Content starts

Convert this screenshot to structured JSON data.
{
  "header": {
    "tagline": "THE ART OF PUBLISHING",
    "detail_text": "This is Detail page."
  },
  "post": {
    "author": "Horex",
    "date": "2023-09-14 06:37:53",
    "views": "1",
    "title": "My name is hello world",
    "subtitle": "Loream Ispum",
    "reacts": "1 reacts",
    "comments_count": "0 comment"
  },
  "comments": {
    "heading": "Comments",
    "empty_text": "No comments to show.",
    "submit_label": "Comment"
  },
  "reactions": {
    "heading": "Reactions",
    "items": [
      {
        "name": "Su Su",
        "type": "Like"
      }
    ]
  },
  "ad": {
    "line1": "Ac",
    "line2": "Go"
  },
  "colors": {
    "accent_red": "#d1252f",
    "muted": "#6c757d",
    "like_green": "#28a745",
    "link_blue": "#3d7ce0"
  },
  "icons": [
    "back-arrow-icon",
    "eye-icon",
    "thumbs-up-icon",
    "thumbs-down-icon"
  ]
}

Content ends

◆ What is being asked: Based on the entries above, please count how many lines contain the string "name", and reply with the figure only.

◆ Result of this exercise: 2